At least one other object, a 700 BCE ritual dinos seized from White’s collection under the June 2021 warrant, has also been returned to Italy. It was among the almost 200 looted Greek and Roman artefacts reclaimed from museums and homes around the United States in December 2021, in what officials described as the largest single repatriation of relics from the US to Italy.
White has yet to be named in any official repatriation notices, but Gill anticipates that more announcements will come from the Manhattan DA’s office. “I think it’s very telling that they haven’t said it was Shelby’s,” he says of the returned artefacts. “So this is now part of a clearly much bigger investigation … We’ve had material go back to Italy and Turkey. I think there is material due to go back to Greece.”
Museums, he adds, should take heed and properly assess future loans from White and Levy’s collection. “Clearly, they’ve acquired a number of objects that have been dug up illicitly and removed from their countries of origin outside the legal framework,” he says. “I’m sure they would say they’ve acquired things in good faith. But the scale of looting that we know—they needed to have done their due diligence before they acquired it. And museums need to do their due diligence when they’re accepting loans.”

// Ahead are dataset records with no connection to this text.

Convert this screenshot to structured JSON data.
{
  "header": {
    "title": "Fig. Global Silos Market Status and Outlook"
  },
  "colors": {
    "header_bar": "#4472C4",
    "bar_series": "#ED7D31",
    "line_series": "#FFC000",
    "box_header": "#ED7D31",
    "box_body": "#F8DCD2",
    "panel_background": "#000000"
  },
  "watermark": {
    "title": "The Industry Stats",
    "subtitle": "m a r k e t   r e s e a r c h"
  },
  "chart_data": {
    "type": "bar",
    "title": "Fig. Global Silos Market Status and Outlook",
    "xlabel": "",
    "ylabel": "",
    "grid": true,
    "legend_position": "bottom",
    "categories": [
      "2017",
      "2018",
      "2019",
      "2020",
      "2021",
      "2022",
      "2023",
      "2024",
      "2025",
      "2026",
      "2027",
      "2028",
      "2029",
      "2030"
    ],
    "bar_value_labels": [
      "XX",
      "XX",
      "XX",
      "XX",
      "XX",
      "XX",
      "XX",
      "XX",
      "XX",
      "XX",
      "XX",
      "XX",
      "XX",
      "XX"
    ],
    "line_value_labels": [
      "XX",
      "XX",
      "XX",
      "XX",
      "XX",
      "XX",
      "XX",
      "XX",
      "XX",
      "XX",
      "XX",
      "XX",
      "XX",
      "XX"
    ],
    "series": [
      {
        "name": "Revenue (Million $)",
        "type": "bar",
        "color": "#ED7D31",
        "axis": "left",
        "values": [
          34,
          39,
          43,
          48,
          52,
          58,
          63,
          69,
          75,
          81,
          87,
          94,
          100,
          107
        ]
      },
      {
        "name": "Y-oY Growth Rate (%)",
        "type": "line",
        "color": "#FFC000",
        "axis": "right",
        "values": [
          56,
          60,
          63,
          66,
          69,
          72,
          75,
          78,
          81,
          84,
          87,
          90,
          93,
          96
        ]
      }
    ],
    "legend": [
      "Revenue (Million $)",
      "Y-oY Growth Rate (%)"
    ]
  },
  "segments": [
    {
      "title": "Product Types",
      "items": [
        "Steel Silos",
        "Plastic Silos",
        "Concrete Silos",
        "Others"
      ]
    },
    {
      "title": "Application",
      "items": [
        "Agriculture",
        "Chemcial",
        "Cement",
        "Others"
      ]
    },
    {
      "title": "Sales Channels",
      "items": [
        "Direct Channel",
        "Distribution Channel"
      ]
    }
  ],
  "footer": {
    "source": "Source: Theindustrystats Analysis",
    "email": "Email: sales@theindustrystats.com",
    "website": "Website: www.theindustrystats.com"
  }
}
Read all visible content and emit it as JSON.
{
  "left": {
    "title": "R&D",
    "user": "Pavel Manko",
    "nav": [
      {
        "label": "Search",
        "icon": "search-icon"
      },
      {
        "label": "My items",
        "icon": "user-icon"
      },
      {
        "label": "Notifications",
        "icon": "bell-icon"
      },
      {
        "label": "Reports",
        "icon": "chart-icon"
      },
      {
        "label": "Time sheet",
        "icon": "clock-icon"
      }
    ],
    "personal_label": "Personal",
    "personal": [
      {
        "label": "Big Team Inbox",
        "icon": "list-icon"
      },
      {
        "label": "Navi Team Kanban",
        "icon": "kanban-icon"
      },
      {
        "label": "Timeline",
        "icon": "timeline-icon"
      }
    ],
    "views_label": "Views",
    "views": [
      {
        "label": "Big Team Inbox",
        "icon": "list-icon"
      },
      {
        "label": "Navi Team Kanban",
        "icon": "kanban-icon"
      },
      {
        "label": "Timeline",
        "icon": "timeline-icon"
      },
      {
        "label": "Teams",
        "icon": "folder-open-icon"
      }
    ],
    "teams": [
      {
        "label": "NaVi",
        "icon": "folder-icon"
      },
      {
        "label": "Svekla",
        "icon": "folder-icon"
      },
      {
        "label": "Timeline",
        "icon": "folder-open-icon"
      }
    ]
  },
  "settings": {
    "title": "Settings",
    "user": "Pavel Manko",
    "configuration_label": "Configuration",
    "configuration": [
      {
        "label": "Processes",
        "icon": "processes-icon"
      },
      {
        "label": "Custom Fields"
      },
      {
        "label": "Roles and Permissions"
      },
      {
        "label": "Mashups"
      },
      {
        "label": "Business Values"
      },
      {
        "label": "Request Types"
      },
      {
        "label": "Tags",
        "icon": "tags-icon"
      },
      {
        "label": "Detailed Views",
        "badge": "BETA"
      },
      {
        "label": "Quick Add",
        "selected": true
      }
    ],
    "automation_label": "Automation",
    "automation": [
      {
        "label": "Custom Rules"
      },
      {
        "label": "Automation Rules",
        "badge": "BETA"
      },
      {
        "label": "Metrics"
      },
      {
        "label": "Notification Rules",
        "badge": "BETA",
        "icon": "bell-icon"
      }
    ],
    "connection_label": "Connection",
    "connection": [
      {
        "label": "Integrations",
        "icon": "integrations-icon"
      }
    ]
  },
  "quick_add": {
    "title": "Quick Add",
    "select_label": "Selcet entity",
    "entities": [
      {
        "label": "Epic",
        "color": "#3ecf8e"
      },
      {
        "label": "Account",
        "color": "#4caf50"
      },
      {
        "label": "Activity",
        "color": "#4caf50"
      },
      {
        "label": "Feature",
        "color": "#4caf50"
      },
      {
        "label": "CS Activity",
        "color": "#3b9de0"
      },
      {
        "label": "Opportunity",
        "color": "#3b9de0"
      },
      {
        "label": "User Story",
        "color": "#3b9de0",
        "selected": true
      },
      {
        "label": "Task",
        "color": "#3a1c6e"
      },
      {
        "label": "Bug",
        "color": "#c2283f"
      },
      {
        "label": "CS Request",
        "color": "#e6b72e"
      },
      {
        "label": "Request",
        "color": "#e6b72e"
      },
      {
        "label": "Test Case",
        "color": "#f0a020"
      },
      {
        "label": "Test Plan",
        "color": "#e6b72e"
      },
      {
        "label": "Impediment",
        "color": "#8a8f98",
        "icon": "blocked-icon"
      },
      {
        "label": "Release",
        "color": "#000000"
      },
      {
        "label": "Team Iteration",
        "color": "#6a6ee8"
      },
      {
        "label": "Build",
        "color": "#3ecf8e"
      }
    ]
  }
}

But Tsirogiannis says he is not optimistic about museums changing their ways. “The antiquities market and the museums do the same that the collectors are doing: they are not checking their objects with the authorities; instead, they are trying to hold on to them for as much as possible, thinking that they may get away with it,” he says. “But in reality—maybe without even wanting to realise it—they are waiting for the inevitable: the authorities to knock on their door with a warrant. It is their choice to follow this strategy, but they should have known by now that this doesn't work, and that they should change their attitude.
“The recent case on Shelby Whites collection, again, is another proof, among the many, of this point.”